Gun Violence Prevention
Our nation is in the midst of a gun violence epidemic and, sadly, nowhere is this more evident than in Chicago. The tragedy of gun violence in America is compounded by another tragedy in Washington, DC: congressional inaction. That is why I have refused to standby idly while thousands of Americans die each year due because of these deadly weapons.
Since coming to Congress, I have been proud to cosponsor legislation requiring mandatory background checks on 100 percent of gun sales; limiting the sale of assault weapons and high-capacity magazines; improving the National Instant Background Check System to keep weapons out of the hands of criminals, and the mentally ill; implementing buyback programs; and requiring tougher penalties for criminals caught trafficking guns across state lines. I have also used my position as a member of the House Appropriations Committee to secure additional funding to help local police departments to implement new strategies to curb violence and fought to remove the incomprehensible ban placed on the Center for Disease Control so they can begin the critical work of researching gun violence.
Rep. Quigley proudly has an F rating from the NRA because of his ongoing efforts to strengthen gun violence prevention laws and keep guns out of the hands of the wrong people.
I have also supported important legislation in the House, like the Bipartisan Background Checks Act, H.R. 8, which would require unlicensed gun sellers to use the same verification system by requiring them to sell their guns through licensed dealers only. This bill defines exceptions for individuals to loan a gun for hunting, to use a gun in self-defense, and to give a gun as a gift to family members. Additionally, I voted in favor of the Enhanced Background Checks Act, H.R. 1112, which addresses the so-called “Charleston Loophole,” that currently allows the sale of a firearm to proceed if a background check is not completed within three business days. This bill gives the FBI additional time to complete these background check investigations before the firearm can be transferred.

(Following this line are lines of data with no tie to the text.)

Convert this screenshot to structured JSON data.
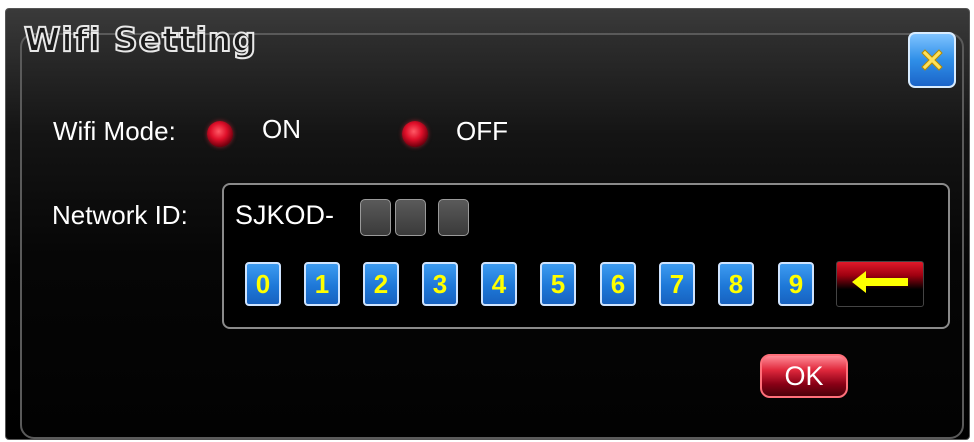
{
  "dialog": {
    "title": "Wifi Setting"
  },
  "wifi_mode": {
    "label": "Wifi Mode:",
    "on_label": "ON",
    "off_label": "OFF"
  },
  "network_id": {
    "label": "Network ID:",
    "prefix": "SJKOD-",
    "slots": [
      "",
      "",
      ""
    ]
  },
  "keypad": {
    "keys": [
      "0",
      "1",
      "2",
      "3",
      "4",
      "5",
      "6",
      "7",
      "8",
      "9"
    ],
    "backspace_icon": "left-arrow-icon"
  },
  "ok_label": "OK",
  "colors": {
    "key_bg": "#1e78d8",
    "key_text": "#ffff00",
    "radio": "#e0102a",
    "ok_bg": "#e0283c",
    "close_bg": "#2f8fe8"
  }
}
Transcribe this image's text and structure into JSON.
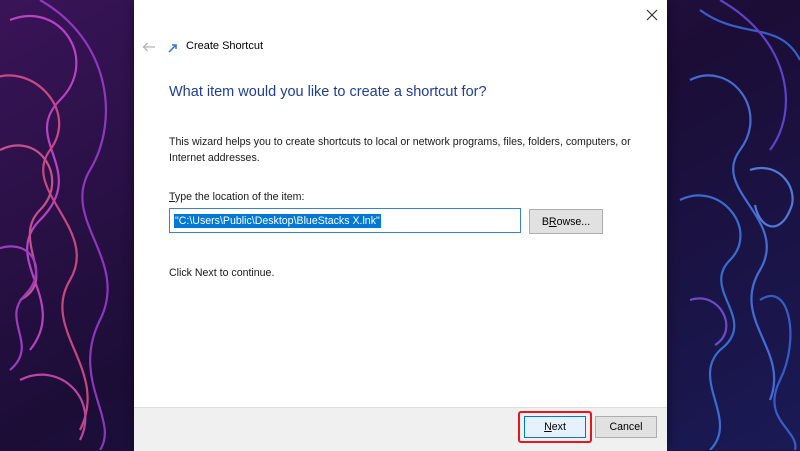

Rep. Quigley has been a leader in the effort to overturn the ban on federal agencies, like the CDC, from conducting research on gun violence.
No perfect solution exists to end all gun violence, but we know from looking at other countries that a combination of small but practical policy solutions can severely reduce it. By enacting commonsense, reasonable gun legislation, Congress can make a difference. But unless the status quo in Congress changes, we will continue to lose countless American lives to gun violence.